=== Begin Enclosure ===

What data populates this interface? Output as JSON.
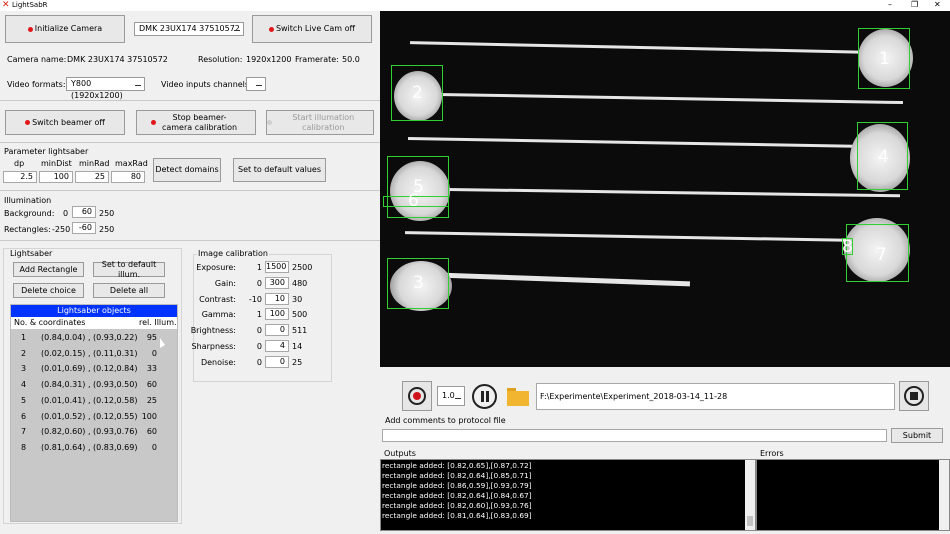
{
  "window": {
    "title": "LightSabR"
  },
  "camera_panel": {
    "init_label": "Initialize Camera",
    "device": "DMK 23UX174 37510572",
    "live_label": "Switch Live Cam off",
    "camera_name_label": "Camera name:",
    "camera_name_value": "DMK 23UX174 37510572",
    "resolution_label": "Resolution:",
    "resolution_value": "1920x1200",
    "framerate_label": "Framerate:",
    "framerate_value": "50.0",
    "formats_label": "Video formats:",
    "formats_value": "Y800 (1920x1200)",
    "channels_label": "Video inputs channels:",
    "beamer_off_label": "Switch beamer off",
    "stop_calib_label": "Stop beamer-camera calibration",
    "start_illum_label": "Start illumation calibration"
  },
  "parameter": {
    "title": "Parameter lightsaber",
    "headers": [
      "dp",
      "minDist",
      "minRad",
      "maxRad"
    ],
    "values": [
      "2.5",
      "100",
      "25",
      "80"
    ],
    "detect_label": "Detect domains",
    "default_label": "Set to default values"
  },
  "illumination": {
    "title": "Illumination",
    "background_label": "Background:",
    "background_min": "0",
    "background_value": "60",
    "background_max": "250",
    "rect_label": "Rectangles:",
    "rect_min": "-250",
    "rect_value": "-60",
    "rect_max": "250"
  },
  "lightsaber": {
    "title": "Lightsaber",
    "add_label": "Add Rectangle",
    "default_illum_label": "Set to default illum.",
    "delete_choice_label": "Delete choice",
    "delete_all_label": "Delete all",
    "objects_title": "Lightsaber objects",
    "col_coords": "No. & coordinates",
    "col_illum": "rel. Illum.",
    "rows": [
      {
        "no": "1",
        "coords": "(0.84,0.04) , (0.93,0.22)",
        "illum": "95"
      },
      {
        "no": "2",
        "coords": "(0.02,0.15) , (0.11,0.31)",
        "illum": "0"
      },
      {
        "no": "3",
        "coords": "(0.01,0.69) , (0.12,0.84)",
        "illum": "33"
      },
      {
        "no": "4",
        "coords": "(0.84,0.31) , (0.93,0.50)",
        "illum": "60"
      },
      {
        "no": "5",
        "coords": "(0.01,0.41) , (0.12,0.58)",
        "illum": "25"
      },
      {
        "no": "6",
        "coords": "(0.01,0.52) , (0.12,0.55)",
        "illum": "100"
      },
      {
        "no": "7",
        "coords": "(0.82,0.60) , (0.93,0.76)",
        "illum": "60"
      },
      {
        "no": "8",
        "coords": "(0.81,0.64) , (0.83,0.69)",
        "illum": "0"
      }
    ]
  },
  "image_calibration": {
    "title": "Image calibration",
    "params": [
      {
        "label": "Exposure:",
        "min": "1",
        "value": "1500",
        "max": "2500"
      },
      {
        "label": "Gain:",
        "min": "0",
        "value": "300",
        "max": "480"
      },
      {
        "label": "Contrast:",
        "min": "-10",
        "value": "10",
        "max": "30"
      },
      {
        "label": "Gamma:",
        "min": "1",
        "value": "100",
        "max": "500"
      },
      {
        "label": "Brightness:",
        "min": "0",
        "value": "0",
        "max": "511"
      },
      {
        "label": "Sharpness:",
        "min": "0",
        "value": "4",
        "max": "14"
      },
      {
        "label": "Denoise:",
        "min": "0",
        "value": "0",
        "max": "25"
      }
    ]
  },
  "camera_view": {
    "rois": [
      "1",
      "2",
      "3",
      "4",
      "5",
      "6",
      "7",
      "8"
    ]
  },
  "transport": {
    "speed": "1.0",
    "path": "F:\\Experimente\\Experiment_2018-03-14_11-28"
  },
  "comments": {
    "label": "Add comments to protocol file",
    "value": "",
    "submit_label": "Submit"
  },
  "outputs": {
    "title": "Outputs",
    "lines": [
      "rectangle added: [0.82,0.65],[0.87,0.72]",
      "rectangle added: [0.82,0.64],[0.85,0.71]",
      "rectangle added: [0.86,0.59],[0.93,0.79]",
      "rectangle added: [0.82,0.64],[0.84,0.67]",
      "rectangle added: [0.82,0.60],[0.93,0.76]",
      "rectangle added: [0.81,0.64],[0.83,0.69]"
    ]
  },
  "errors": {
    "title": "Errors"
  }
}
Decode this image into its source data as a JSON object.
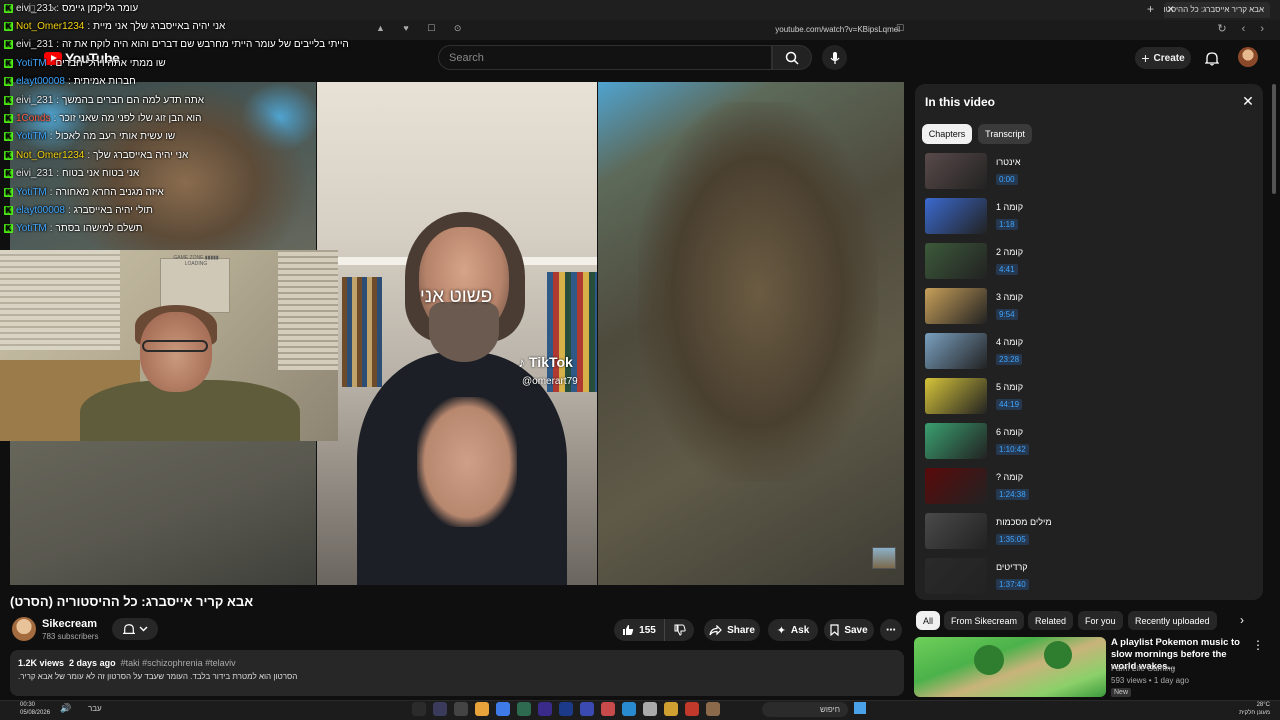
{
  "browser": {
    "tab_title": "אבא קריר אייסברג: כל ההיסטוריה",
    "tab_close": "✕",
    "new_tab": "+",
    "url": "youtube.com/watch?v=KBipsLqmel",
    "window_controls": "— ☐ ✕",
    "nav_icons": "↻ ‹ ›",
    "ext_icons": "▲ ♥ ☐ ⊙"
  },
  "header": {
    "logo_text": "YouTube",
    "search_placeholder": "Search",
    "create_label": "Create"
  },
  "chat": [
    {
      "user": "eivi_231",
      "msg": "עומר גליקמן גיימס",
      "color": "#e8e8e8"
    },
    {
      "user": "Not_Omer1234",
      "msg": "אני יהיה באייסברג שלך אני מיית",
      "color": "#f5d312"
    },
    {
      "user": "eivi_231",
      "msg": "הייתי בלייבים של עומר הייתי מחרבש שם דברים והוא היה לוקח את זה",
      "color": "#e8e8e8"
    },
    {
      "user": "YotiTM",
      "msg": "שו ממתי אתה ויהלי חברים",
      "color": "#3ea6ff"
    },
    {
      "user": "elayt00008",
      "msg": "חברות אמיתית",
      "color": "#3ea6ff"
    },
    {
      "user": "eivi_231",
      "msg": "אתה תדע למה הם חברים בהמשך",
      "color": "#e8e8e8"
    },
    {
      "user": "1Conds",
      "msg": "הוא הבן זוג שלו לפני מה שאני זוכר",
      "color": "#ff5a3c"
    },
    {
      "user": "YotiTM",
      "msg": "שו עשית אותי רעב מה לאכול",
      "color": "#3ea6ff"
    },
    {
      "user": "Not_Omer1234",
      "msg": "אני יהיה באייסברג שלך",
      "color": "#f5d312"
    },
    {
      "user": "eivi_231",
      "msg": "אני בטוח אני בטוח",
      "color": "#e8e8e8"
    },
    {
      "user": "YotiTM",
      "msg": "איזה מגניב החרא מאחורה",
      "color": "#3ea6ff"
    },
    {
      "user": "elayt00008",
      "msg": "תולי יהיה באייסברג",
      "color": "#3ea6ff"
    },
    {
      "user": "YotiTM",
      "msg": "תשלם למישהו בסתר",
      "color": "#3ea6ff"
    }
  ],
  "video": {
    "caption": "פשוט אני",
    "tiktok_label": "TikTok",
    "tiktok_user": "@omerart79",
    "webcam_sign": "GAME ZONE ▮▮▮▮▮ LOADING",
    "title": "אבא קריר אייסברג: כל ההיסטוריה (הסרט)",
    "channel": "Sikecream",
    "subscribers": "783 subscribers",
    "likes": "155",
    "share_label": "Share",
    "ask_label": "Ask",
    "save_label": "Save",
    "more_label": "⋯"
  },
  "description": {
    "views": "1.2K views",
    "age": "2 days ago",
    "tags": "#taki #schizophrenia #telaviv",
    "text": "הסרטון הוא למטרת בידור בלבד. העומר שעבד על הסרטון זה לא עומר של אבא קריר."
  },
  "panel": {
    "title": "In this video",
    "close": "✕",
    "tab_chapters": "Chapters",
    "tab_transcript": "Transcript",
    "chapters": [
      {
        "title": "אינטרו",
        "time": "0:00",
        "color": "#5a4a4a"
      },
      {
        "title": "קומה 1",
        "time": "1:18",
        "color": "#3b6ad0"
      },
      {
        "title": "קומה 2",
        "time": "4:41",
        "color": "#3c5a3a"
      },
      {
        "title": "קומה 3",
        "time": "9:54",
        "color": "#c8a05a"
      },
      {
        "title": "קומה 4",
        "time": "23:28",
        "color": "#7aa0c0"
      },
      {
        "title": "קומה 5",
        "time": "44:19",
        "color": "#d6c43a"
      },
      {
        "title": "קומה 6",
        "time": "1:10:42",
        "color": "#3aa070"
      },
      {
        "title": "קומה ?",
        "time": "1:24:38",
        "color": "#5a0a0a"
      },
      {
        "title": "מילים מסכמות",
        "time": "1:35:05",
        "color": "#4a4a4a"
      },
      {
        "title": "קרדיטים",
        "time": "1:37:40",
        "color": "#2a2a2a"
      }
    ]
  },
  "chips": [
    "All",
    "From Sikecream",
    "Related",
    "For you",
    "Recently uploaded"
  ],
  "chip_next": "›",
  "recommendation": {
    "title": "A playlist Pokemon music to slow mornings before the world wakes...",
    "channel": "Farm Life Gaming",
    "views": "593 views • 1 day ago",
    "badge": "New",
    "more": "⋮"
  },
  "taskbar": {
    "time": "00:30",
    "date": "05/08/2026",
    "lang": "עבר",
    "search_label": "חיפוש",
    "weather_temp": "28°C",
    "weather_desc": "מעונן חלקית"
  }
}
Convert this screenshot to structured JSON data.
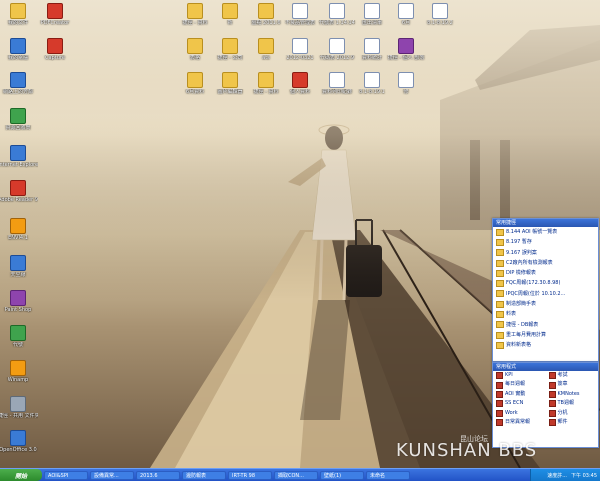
{
  "desktop": {
    "left_icons": [
      {
        "label": "我的文件",
        "icon": "documents-icon",
        "kind": "folder"
      },
      {
        "label": "我的電腦",
        "icon": "computer-icon",
        "kind": "app-blue"
      },
      {
        "label": "網路上的芳鄰",
        "icon": "network-icon",
        "kind": "app-blue"
      },
      {
        "label": "資源回收筒",
        "icon": "recycle-bin-icon",
        "kind": "app-green"
      },
      {
        "label": "Internet Explorer",
        "icon": "internet-explorer-icon",
        "kind": "app-blue"
      },
      {
        "label": "Adobe Reader 9",
        "icon": "adobe-reader-icon",
        "kind": "app-red"
      },
      {
        "label": "ENVI4.1",
        "icon": "envi-icon",
        "kind": "app-orange"
      },
      {
        "label": "天空線",
        "icon": "app-icon",
        "kind": "app-blue"
      },
      {
        "label": "Paint Shop",
        "icon": "paint-icon",
        "kind": "app-purple"
      },
      {
        "label": "代號",
        "icon": "app-icon",
        "kind": "app-green"
      },
      {
        "label": "Winamp",
        "icon": "winamp-icon",
        "kind": "app-orange"
      },
      {
        "label": "捷徑 - 共用 文件夾",
        "icon": "shortcut-icon",
        "kind": "app-gray"
      },
      {
        "label": "OpenOffice 3.0",
        "icon": "openoffice-icon",
        "kind": "app-blue"
      }
    ],
    "second_col_icons": [
      {
        "label": "PDFCreator",
        "icon": "pdfcreator-icon",
        "kind": "app-red"
      },
      {
        "label": "Capture",
        "icon": "capture-icon",
        "kind": "app-red"
      }
    ],
    "grid_icons": [
      {
        "label": "捷徑 - 資料",
        "icon": "folder-icon",
        "kind": "folder"
      },
      {
        "label": "新",
        "icon": "folder-icon",
        "kind": "folder"
      },
      {
        "label": "盤點 2011.6",
        "icon": "folder-icon",
        "kind": "folder"
      },
      {
        "label": "不良品管理表",
        "icon": "document-icon",
        "kind": "doc"
      },
      {
        "label": "代號表 1.14.14",
        "icon": "document-icon",
        "kind": "doc"
      },
      {
        "label": "匯出清單",
        "icon": "document-icon",
        "kind": "doc"
      },
      {
        "label": "6月",
        "icon": "document-icon",
        "kind": "doc"
      },
      {
        "label": "8.1-8.19.2",
        "icon": "document-icon",
        "kind": "doc"
      },
      {
        "label": "表格",
        "icon": "folder-icon",
        "kind": "folder"
      },
      {
        "label": "捷徑 - 公司",
        "icon": "folder-icon",
        "kind": "folder"
      },
      {
        "label": "ats",
        "icon": "folder-icon",
        "kind": "folder"
      },
      {
        "label": "2012-0321",
        "icon": "document-icon",
        "kind": "doc"
      },
      {
        "label": "代碼表 2012.9",
        "icon": "document-icon",
        "kind": "doc"
      },
      {
        "label": "資料統計",
        "icon": "document-icon",
        "kind": "doc"
      },
      {
        "label": "捷徑 - 個人 部落",
        "icon": "document-icon",
        "kind": "app-purple"
      },
      {
        "label": "6月資料",
        "icon": "folder-icon",
        "kind": "folder"
      },
      {
        "label": "圖片編輯器",
        "icon": "folder-icon",
        "kind": "folder"
      },
      {
        "label": "捷徑 - 資料",
        "icon": "folder-icon",
        "kind": "folder"
      },
      {
        "label": "個人資料",
        "icon": "document-icon",
        "kind": "app-red"
      },
      {
        "label": "資料列印紀錄",
        "icon": "document-icon",
        "kind": "doc"
      },
      {
        "label": "8.1-8.19.1",
        "icon": "document-icon",
        "kind": "doc"
      },
      {
        "label": "修",
        "icon": "document-icon",
        "kind": "doc"
      }
    ]
  },
  "panel_top": {
    "title": "常用捷徑",
    "items": [
      "8.144 AOI 帳號一覽表",
      "8.197 暫存",
      "9.167 誤判案",
      "C2廠內所有檢測報表",
      "DIP 檢修報表",
      "FQC周報(172.30.8.98)",
      "IPQC周報(位於 10.10.2...",
      "制造部簡手表",
      "料表",
      "捷徑 - DB報表",
      "重工每月費用計算",
      "資料新表格"
    ]
  },
  "panel_bottom": {
    "title": "常用程式",
    "items": [
      "KPI",
      "考試",
      "每日週報",
      "簽章",
      "AOI 實動",
      "KMNotes",
      "SS ECN",
      "TB週報",
      "Work",
      "分机",
      "日常異常報",
      "郵件",
      "",
      ""
    ]
  },
  "taskbar": {
    "start_label": "開始",
    "tasks": [
      "AOI&SPI",
      "設備異常...",
      "2013.6",
      "邊防報表",
      "IRT-TR 98",
      "擷取CON...",
      "壁紙(1)",
      "未命名"
    ],
    "clock": "下午 03:45",
    "tray_text": "速度許..."
  },
  "watermark": {
    "main": "KUNSHAN BBS",
    "sub": "昆山论坛"
  },
  "colors": {
    "taskbar": "#2253c6",
    "start": "#3f9e3f",
    "panel_title": "#2a56b2"
  }
}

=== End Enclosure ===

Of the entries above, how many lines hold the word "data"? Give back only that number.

- Solved problem:
3